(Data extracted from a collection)
···

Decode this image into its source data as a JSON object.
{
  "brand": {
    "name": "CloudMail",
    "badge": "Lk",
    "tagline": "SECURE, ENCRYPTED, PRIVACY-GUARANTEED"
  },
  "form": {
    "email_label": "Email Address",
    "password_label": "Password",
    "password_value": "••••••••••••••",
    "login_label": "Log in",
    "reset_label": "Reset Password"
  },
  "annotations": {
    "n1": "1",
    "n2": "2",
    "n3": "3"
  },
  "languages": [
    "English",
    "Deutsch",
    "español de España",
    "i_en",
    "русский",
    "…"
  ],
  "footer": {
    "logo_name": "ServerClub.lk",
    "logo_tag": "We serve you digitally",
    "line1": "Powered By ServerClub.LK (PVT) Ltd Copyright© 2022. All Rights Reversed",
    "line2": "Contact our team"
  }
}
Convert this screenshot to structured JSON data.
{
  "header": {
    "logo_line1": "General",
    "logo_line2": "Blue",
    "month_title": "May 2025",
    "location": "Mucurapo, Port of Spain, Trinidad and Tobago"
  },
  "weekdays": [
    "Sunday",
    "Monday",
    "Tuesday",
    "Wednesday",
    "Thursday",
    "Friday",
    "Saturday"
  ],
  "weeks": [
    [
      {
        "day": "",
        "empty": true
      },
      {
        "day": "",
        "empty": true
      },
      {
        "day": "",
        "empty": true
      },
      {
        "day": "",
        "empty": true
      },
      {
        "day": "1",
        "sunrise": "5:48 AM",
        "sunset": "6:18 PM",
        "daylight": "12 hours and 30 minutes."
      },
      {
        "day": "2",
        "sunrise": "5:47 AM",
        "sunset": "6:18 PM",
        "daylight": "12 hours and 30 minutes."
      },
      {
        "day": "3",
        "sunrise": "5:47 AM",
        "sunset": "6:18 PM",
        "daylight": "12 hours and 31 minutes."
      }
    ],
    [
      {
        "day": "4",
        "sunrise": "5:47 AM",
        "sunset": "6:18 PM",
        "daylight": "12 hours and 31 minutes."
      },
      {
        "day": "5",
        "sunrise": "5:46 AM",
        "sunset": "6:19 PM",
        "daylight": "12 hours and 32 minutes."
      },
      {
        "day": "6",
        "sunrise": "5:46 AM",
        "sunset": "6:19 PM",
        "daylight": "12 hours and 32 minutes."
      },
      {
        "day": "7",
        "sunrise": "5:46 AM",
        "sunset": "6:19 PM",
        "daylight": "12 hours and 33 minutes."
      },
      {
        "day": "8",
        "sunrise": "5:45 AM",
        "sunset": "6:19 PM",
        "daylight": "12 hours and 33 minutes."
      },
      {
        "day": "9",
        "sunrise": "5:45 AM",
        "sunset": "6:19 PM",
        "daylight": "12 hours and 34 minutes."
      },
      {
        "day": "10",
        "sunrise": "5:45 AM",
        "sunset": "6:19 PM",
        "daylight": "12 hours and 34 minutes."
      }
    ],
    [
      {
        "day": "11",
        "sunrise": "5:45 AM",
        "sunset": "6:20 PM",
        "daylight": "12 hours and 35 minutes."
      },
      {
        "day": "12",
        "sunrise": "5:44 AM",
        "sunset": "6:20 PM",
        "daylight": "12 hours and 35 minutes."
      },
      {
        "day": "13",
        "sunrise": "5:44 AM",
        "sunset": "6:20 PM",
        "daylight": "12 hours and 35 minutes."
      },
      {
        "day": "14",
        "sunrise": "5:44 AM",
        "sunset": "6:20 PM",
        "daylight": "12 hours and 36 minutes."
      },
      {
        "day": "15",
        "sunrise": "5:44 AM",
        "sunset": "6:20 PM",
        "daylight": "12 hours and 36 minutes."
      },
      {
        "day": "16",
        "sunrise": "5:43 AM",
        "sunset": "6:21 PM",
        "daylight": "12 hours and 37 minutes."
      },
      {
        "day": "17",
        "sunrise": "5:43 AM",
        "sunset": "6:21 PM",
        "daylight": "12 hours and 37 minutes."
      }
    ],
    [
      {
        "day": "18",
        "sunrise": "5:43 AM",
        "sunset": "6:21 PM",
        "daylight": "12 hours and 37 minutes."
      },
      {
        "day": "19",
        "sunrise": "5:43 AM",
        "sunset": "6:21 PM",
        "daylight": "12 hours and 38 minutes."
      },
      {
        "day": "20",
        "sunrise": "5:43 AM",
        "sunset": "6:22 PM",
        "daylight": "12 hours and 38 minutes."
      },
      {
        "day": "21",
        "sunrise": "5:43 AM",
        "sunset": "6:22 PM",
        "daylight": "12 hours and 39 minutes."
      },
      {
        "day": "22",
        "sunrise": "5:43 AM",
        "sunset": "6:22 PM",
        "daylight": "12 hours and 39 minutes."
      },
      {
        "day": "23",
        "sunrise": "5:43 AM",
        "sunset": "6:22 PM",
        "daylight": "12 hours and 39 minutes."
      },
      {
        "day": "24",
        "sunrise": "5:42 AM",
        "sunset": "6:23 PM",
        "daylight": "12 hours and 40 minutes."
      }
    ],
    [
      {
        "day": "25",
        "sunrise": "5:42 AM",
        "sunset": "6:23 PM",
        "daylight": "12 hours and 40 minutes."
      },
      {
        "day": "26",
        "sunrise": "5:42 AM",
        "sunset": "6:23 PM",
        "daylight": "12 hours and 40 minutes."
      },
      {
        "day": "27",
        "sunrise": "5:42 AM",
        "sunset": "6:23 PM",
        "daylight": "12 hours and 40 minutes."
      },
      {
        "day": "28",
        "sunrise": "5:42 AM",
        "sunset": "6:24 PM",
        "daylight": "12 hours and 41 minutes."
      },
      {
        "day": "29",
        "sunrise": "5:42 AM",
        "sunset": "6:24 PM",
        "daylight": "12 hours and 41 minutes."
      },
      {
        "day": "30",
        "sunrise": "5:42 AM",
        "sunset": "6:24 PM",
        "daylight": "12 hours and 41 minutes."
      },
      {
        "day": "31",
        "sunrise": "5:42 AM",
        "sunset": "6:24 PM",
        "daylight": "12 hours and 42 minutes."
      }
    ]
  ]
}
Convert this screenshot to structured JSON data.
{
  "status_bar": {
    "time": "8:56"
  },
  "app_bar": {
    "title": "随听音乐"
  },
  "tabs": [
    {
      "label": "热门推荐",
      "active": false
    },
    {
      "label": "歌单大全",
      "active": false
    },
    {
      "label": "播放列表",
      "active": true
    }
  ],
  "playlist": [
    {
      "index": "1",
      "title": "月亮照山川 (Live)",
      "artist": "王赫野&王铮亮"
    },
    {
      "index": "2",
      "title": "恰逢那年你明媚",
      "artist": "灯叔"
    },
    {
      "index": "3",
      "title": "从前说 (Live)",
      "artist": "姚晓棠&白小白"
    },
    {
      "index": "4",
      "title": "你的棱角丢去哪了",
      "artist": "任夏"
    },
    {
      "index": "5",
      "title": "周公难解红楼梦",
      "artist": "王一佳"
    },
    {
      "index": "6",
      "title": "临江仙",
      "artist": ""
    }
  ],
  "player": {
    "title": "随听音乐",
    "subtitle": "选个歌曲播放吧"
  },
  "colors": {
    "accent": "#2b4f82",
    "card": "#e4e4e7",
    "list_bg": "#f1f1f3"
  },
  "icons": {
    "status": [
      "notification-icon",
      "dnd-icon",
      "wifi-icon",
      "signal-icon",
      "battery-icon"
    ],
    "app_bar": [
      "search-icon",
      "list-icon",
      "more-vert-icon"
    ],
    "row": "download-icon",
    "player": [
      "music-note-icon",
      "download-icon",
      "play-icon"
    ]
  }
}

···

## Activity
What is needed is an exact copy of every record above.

## Finished exercise
Decode this image into its source data as a JSON object.
{
  "brand": {
    "name": "CloudMail",
    "badge": "Lk",
    "tagline": "SECURE, ENCRYPTED, PRIVACY-GUARANTEED"
  },
  "form": {
    "email_label": "Email Address",
    "password_label": "Password",
    "password_value": "••••••••••••••",
    "login_label": "Log in",
    "reset_label": "Reset Password"
  },
  "annotations": {
    "n1": "1",
    "n2": "2",
    "n3": "3"
  },
  "languages": [
    "English",
    "Deutsch",
    "español de España",
    "i_en",
    "русский",
    "…"
  ],
  "footer": {
    "logo_name": "ServerClub.lk",
    "logo_tag": "We serve you digitally",
    "line1": "Powered By ServerClub.LK (PVT) Ltd Copyright© 2022. All Rights Reversed",
    "line2": "Contact our team"
  }
}
Convert this screenshot to structured JSON data.
{
  "header": {
    "logo_line1": "General",
    "logo_line2": "Blue",
    "month_title": "May 2025",
    "location": "Mucurapo, Port of Spain, Trinidad and Tobago"
  },
  "weekdays": [
    "Sunday",
    "Monday",
    "Tuesday",
    "Wednesday",
    "Thursday",
    "Friday",
    "Saturday"
  ],
  "weeks": [
    [
      {
        "day": "",
        "empty": true
      },
      {
        "day": "",
        "empty": true
      },
      {
        "day": "",
        "empty": true
      },
      {
        "day": "",
        "empty": true
      },
      {
        "day": "1",
        "sunrise": "5:48 AM",
        "sunset": "6:18 PM",
        "daylight": "12 hours and 30 minutes."
      },
      {
        "day": "2",
        "sunrise": "5:47 AM",
        "sunset": "6:18 PM",
        "daylight": "12 hours and 30 minutes."
      },
      {
        "day": "3",
        "sunrise": "5:47 AM",
        "sunset": "6:18 PM",
        "daylight": "12 hours and 31 minutes."
      }
    ],
    [
      {
        "day": "4",
        "sunrise": "5:47 AM",
        "sunset": "6:18 PM",
        "daylight": "12 hours and 31 minutes."
      },
      {
        "day": "5",
        "sunrise": "5:46 AM",
        "sunset": "6:19 PM",
        "daylight": "12 hours and 32 minutes."
      },
      {
        "day": "6",
        "sunrise": "5:46 AM",
        "sunset": "6:19 PM",
        "daylight": "12 hours and 32 minutes."
      },
      {
        "day": "7",
        "sunrise": "5:46 AM",
        "sunset": "6:19 PM",
        "daylight": "12 hours and 33 minutes."
      },
      {
        "day": "8",
        "sunrise": "5:45 AM",
        "sunset": "6:19 PM",
        "daylight": "12 hours and 33 minutes."
      },
      {
        "day": "9",
        "sunrise": "5:45 AM",
        "sunset": "6:19 PM",
        "daylight": "12 hours and 34 minutes."
      },
      {
        "day": "10",
        "sunrise": "5:45 AM",
        "sunset": "6:19 PM",
        "daylight": "12 hours and 34 minutes."
      }
    ],
    [
      {
        "day": "11",
        "sunrise": "5:45 AM",
        "sunset": "6:20 PM",
        "daylight": "12 hours and 35 minutes."
      },
      {
        "day": "12",
        "sunrise": "5:44 AM",
        "sunset": "6:20 PM",
        "daylight": "12 hours and 35 minutes."
      },
      {
        "day": "13",
        "sunrise": "5:44 AM",
        "sunset": "6:20 PM",
        "daylight": "12 hours and 35 minutes."
      },
      {
        "day": "14",
        "sunrise": "5:44 AM",
        "sunset": "6:20 PM",
        "daylight": "12 hours and 36 minutes."
      },
      {
        "day": "15",
        "sunrise": "5:44 AM",
        "sunset": "6:20 PM",
        "daylight": "12 hours and 36 minutes."
      },
      {
        "day": "16",
        "sunrise": "5:43 AM",
        "sunset": "6:21 PM",
        "daylight": "12 hours and 37 minutes."
      },
      {
        "day": "17",
        "sunrise": "5:43 AM",
        "sunset": "6:21 PM",
        "daylight": "12 hours and 37 minutes."
      }
    ],
    [
      {
        "day": "18",
        "sunrise": "5:43 AM",
        "sunset": "6:21 PM",
        "daylight": "12 hours and 37 minutes."
      },
      {
        "day": "19",
        "sunrise": "5:43 AM",
        "sunset": "6:21 PM",
        "daylight": "12 hours and 38 minutes."
      },
      {
        "day": "20",
        "sunrise": "5:43 AM",
        "sunset": "6:22 PM",
        "daylight": "12 hours and 38 minutes."
      },
      {
        "day": "21",
        "sunrise": "5:43 AM",
        "sunset": "6:22 PM",
        "daylight": "12 hours and 39 minutes."
      },
      {
        "day": "22",
        "sunrise": "5:43 AM",
        "sunset": "6:22 PM",
        "daylight": "12 hours and 39 minutes."
      },
      {
        "day": "23",
        "sunrise": "5:43 AM",
        "sunset": "6:22 PM",
        "daylight": "12 hours and 39 minutes."
      },
      {
        "day": "24",
        "sunrise": "5:42 AM",
        "sunset": "6:23 PM",
        "daylight": "12 hours and 40 minutes."
      }
    ],
    [
      {
        "day": "25",
        "sunrise": "5:42 AM",
        "sunset": "6:23 PM",
        "daylight": "12 hours and 40 minutes."
      },
      {
        "day": "26",
        "sunrise": "5:42 AM",
        "sunset": "6:23 PM",
        "daylight": "12 hours and 40 minutes."
      },
      {
        "day": "27",
        "sunrise": "5:42 AM",
        "sunset": "6:23 PM",
        "daylight": "12 hours and 40 minutes."
      },
      {
        "day": "28",
        "sunrise": "5:42 AM",
        "sunset": "6:24 PM",
        "daylight": "12 hours and 41 minutes."
      },
      {
        "day": "29",
        "sunrise": "5:42 AM",
        "sunset": "6:24 PM",
        "daylight": "12 hours and 41 minutes."
      },
      {
        "day": "30",
        "sunrise": "5:42 AM",
        "sunset": "6:24 PM",
        "daylight": "12 hours and 41 minutes."
      },
      {
        "day": "31",
        "sunrise": "5:42 AM",
        "sunset": "6:24 PM",
        "daylight": "12 hours and 42 minutes."
      }
    ]
  ]
}
Convert this screenshot to structured JSON data.
{
  "status_bar": {
    "time": "8:56"
  },
  "app_bar": {
    "title": "随听音乐"
  },
  "tabs": [
    {
      "label": "热门推荐",
      "active": false
    },
    {
      "label": "歌单大全",
      "active": false
    },
    {
      "label": "播放列表",
      "active": true
    }
  ],
  "playlist": [
    {
      "index": "1",
      "title": "月亮照山川 (Live)",
      "artist": "王赫野&王铮亮"
    },
    {
      "index": "2",
      "title": "恰逢那年你明媚",
      "artist": "灯叔"
    },
    {
      "index": "3",
      "title": "从前说 (Live)",
      "artist": "姚晓棠&白小白"
    },
    {
      "index": "4",
      "title": "你的棱角丢去哪了",
      "artist": "任夏"
    },
    {
      "index": "5",
      "title": "周公难解红楼梦",
      "artist": "王一佳"
    },
    {
      "index": "6",
      "title": "临江仙",
      "artist": ""
    }
  ],
  "player": {
    "title": "随听音乐",
    "subtitle": "选个歌曲播放吧"
  },
  "colors": {
    "accent": "#2b4f82",
    "card": "#e4e4e7",
    "list_bg": "#f1f1f3"
  },
  "icons": {
    "status": [
      "notification-icon",
      "dnd-icon",
      "wifi-icon",
      "signal-icon",
      "battery-icon"
    ],
    "app_bar": [
      "search-icon",
      "list-icon",
      "more-vert-icon"
    ],
    "row": "download-icon",
    "player": [
      "music-note-icon",
      "download-icon",
      "play-icon"
    ]
  }
}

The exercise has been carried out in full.